EXERCISE: Go through the entries below and collect each line with the string "JSON" in it.
+++ RECORDS FOR THE EXERCISE +++
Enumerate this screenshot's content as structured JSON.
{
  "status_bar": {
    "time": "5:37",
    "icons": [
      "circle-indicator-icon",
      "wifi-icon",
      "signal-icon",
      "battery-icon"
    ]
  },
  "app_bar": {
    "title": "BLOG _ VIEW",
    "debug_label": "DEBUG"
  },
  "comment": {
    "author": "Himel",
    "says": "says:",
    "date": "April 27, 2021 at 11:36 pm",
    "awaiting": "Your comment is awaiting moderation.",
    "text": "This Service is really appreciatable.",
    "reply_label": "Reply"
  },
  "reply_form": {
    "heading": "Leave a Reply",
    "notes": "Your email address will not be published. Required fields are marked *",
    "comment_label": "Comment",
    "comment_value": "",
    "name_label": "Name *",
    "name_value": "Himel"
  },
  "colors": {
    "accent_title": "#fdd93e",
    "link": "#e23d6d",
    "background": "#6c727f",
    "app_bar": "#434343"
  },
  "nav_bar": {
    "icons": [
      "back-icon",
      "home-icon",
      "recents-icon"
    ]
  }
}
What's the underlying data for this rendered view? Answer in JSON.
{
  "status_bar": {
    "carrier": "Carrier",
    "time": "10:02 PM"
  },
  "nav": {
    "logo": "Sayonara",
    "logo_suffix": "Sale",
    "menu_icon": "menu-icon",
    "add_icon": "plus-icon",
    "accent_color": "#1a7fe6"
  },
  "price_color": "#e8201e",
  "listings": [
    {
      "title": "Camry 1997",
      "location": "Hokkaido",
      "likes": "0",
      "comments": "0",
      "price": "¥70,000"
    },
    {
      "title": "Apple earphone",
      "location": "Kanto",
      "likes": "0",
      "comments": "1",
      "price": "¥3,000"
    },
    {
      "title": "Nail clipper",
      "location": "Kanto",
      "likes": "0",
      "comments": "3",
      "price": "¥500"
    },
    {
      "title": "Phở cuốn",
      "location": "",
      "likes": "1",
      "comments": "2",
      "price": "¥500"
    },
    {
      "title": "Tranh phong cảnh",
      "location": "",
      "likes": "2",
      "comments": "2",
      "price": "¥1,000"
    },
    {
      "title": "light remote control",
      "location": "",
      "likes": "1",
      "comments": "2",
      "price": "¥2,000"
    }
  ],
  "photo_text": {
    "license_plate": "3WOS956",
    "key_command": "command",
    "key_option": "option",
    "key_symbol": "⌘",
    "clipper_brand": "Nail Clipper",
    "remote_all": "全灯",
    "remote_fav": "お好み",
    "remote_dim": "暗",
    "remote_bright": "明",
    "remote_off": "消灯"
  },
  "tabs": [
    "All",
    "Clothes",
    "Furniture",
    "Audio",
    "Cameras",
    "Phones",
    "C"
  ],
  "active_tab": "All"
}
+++
RESPONSE TO THIS EXERCISE:
Enumerate this screenshot's content as structured JSON.
What's the underlying data for this rendered view? Answer in JSON.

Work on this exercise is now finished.